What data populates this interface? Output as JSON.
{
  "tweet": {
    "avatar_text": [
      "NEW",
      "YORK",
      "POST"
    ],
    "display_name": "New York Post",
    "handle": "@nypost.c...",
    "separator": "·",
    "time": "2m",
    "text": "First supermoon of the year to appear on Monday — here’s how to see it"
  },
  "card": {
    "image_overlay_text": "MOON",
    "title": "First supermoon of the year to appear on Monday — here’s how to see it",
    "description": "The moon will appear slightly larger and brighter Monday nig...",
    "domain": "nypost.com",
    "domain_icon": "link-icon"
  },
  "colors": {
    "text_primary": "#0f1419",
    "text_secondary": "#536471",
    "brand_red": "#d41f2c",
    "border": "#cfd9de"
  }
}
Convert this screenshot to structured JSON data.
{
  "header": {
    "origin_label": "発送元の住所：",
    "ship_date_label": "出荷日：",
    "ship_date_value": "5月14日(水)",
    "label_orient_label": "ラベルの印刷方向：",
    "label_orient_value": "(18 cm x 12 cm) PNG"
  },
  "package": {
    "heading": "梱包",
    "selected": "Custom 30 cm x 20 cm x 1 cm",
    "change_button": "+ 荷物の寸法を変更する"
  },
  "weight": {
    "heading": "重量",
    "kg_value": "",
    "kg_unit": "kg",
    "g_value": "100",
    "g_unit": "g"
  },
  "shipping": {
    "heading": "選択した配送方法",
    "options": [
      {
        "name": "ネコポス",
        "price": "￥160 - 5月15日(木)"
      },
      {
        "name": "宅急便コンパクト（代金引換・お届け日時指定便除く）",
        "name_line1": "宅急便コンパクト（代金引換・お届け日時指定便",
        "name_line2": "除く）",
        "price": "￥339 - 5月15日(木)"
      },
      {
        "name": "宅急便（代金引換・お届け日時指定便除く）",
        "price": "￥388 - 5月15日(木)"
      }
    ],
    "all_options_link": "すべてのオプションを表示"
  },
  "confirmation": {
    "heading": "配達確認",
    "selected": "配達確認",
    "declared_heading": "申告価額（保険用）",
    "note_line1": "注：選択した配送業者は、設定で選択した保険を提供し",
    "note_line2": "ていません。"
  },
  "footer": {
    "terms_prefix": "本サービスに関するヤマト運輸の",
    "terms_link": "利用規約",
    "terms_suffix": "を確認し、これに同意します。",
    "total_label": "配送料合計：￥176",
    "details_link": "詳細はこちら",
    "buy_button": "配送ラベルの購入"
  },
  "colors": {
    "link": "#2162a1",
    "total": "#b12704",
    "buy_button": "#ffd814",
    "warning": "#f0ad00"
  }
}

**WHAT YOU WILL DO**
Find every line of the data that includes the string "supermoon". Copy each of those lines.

**REPLY TO THE TASK**
    "text": "First supermoon of the year to appear on Monday — here’s how to see it"
    "title": "First supermoon of the year to appear on Monday — here’s how to see it",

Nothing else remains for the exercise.